Method and Apparatus to Increase Hybridization Rate of DNA Microarrays
Publication Date: 2010-Jul-30
The IP.com Prior Art Database
Described herein is a method and apparatus to increase the hybridization rate of a nucleic acid sample to a microarray, where a microarray is a two-dimensional arrangement of spatially addressable regions bearing nucleic acids, e.g.,
DNAoligonucleotides. The nucleic acids are covalently or non-covalently attached to a planer substrate at any point in the nucleic acid. The method may be applied to arrays that are fabricated using either precursor units (such as nucleotide monomers) in the case of in situ fabrication (using, e.g., pulse-jet or photolithography), or using previously made nucleic acid.
One of the causes that limit the rate of nucleic acid (
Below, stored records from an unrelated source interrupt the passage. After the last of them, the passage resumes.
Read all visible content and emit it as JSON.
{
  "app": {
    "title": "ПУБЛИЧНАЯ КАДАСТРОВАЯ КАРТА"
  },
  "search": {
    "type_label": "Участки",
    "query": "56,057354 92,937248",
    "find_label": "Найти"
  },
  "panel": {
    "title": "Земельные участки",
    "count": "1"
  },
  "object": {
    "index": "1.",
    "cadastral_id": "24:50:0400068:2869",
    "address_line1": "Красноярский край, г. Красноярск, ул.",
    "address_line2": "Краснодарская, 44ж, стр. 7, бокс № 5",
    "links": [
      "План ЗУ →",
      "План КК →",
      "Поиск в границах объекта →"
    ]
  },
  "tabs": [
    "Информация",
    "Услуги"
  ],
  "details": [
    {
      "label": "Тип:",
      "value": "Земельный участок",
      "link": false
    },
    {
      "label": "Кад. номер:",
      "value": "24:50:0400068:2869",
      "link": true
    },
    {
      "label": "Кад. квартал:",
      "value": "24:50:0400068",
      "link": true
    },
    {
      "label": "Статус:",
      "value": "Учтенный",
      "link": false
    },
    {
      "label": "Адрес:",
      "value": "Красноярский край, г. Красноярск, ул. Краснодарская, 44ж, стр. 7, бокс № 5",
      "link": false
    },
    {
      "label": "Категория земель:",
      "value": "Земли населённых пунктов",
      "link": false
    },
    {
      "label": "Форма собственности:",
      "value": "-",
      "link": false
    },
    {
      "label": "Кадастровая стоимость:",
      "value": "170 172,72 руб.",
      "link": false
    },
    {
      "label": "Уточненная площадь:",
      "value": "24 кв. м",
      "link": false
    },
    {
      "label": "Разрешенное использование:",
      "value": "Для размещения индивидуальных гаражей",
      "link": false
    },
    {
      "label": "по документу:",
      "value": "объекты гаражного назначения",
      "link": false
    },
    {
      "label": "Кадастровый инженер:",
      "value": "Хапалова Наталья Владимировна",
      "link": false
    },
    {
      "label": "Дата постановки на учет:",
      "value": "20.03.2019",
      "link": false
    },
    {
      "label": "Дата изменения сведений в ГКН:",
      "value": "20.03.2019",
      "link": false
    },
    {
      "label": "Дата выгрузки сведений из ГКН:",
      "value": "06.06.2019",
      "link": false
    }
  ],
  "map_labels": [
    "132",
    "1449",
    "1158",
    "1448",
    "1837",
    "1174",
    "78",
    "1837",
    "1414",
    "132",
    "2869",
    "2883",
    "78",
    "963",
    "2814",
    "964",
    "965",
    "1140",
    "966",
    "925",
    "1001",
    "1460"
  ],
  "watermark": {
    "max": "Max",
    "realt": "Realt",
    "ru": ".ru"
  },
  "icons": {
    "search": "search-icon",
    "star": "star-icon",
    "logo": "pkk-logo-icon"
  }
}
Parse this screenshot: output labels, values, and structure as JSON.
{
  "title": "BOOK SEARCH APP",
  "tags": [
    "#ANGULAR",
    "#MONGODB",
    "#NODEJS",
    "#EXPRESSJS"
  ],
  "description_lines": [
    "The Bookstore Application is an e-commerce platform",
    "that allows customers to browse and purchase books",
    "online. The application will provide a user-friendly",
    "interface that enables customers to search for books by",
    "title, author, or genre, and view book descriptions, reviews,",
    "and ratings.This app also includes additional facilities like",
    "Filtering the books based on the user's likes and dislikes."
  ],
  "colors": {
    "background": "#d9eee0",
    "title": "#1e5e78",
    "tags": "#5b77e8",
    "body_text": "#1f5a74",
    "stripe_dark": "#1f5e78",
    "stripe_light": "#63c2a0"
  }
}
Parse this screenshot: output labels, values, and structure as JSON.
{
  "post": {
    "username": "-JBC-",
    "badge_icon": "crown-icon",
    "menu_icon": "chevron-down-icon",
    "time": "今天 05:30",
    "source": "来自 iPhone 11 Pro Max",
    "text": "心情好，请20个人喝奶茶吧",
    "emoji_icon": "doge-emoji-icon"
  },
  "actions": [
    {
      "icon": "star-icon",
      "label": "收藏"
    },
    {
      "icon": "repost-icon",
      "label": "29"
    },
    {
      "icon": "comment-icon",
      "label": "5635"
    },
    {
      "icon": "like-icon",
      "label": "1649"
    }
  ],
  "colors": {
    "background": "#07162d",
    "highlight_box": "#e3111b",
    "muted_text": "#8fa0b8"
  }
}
RNA) hybridization or binding in microarray assays is that the targets in solution near the probes of the surface attach quickly relative to the diffusion rate of the targets in the remainder of the solution. This results in a concentration gradient of complimentary targets to the probes on the surface. The reaction rate is directly proportional to the concentration of the targets. As the targets near the probes are depleted, the reaction rate becomes limited by the diffusion rate of the targets in the remainder of the solution.
One way of increasing the hybridization rate of a microarray is to mechanical mix the solution that is on the microarray surface, during hybridization. Mechanical mixing replenishes the targets in the area near the probes on the surface with those in the remainder of the solution. In effect, mixing maintains a uniform concentration of the targets throughout the entire solution. Mechanical mixing can be of the form of: shaking the solution, moving a bubble within the solution, ultrasonic energy, moving a flexible surface to cause fluid movement, moving the fluid into and out of the hybridization chamber, and moving particles in the solution
Mixing does increase the hybridization rate compared to relying on diffusion, but since the reaction rate is proportional to the concentration of targets in solution, one is still limited by the target concentration and in many applications, the concentration of targets in solution still limits the reaction rate.
The use of an electric field to concentrates the
DNAat specific sites to allow rapid hybridization has also been disclosed. The limitation of this method is that special arrays are required, and the fabrication process for those arrays is slow and there is a practical limitation to the total number of features on the array. The surface of this type of array is difficult to make since in order for this type of system to work, there must be a flow of current in the solution. That means that the surface of the array must have an electrical contact for each specific site. An addition problem arises since if there is a current path in solution, hydrolysis can occur at the site forming gas bubbles.
The method described below seeks to increase t...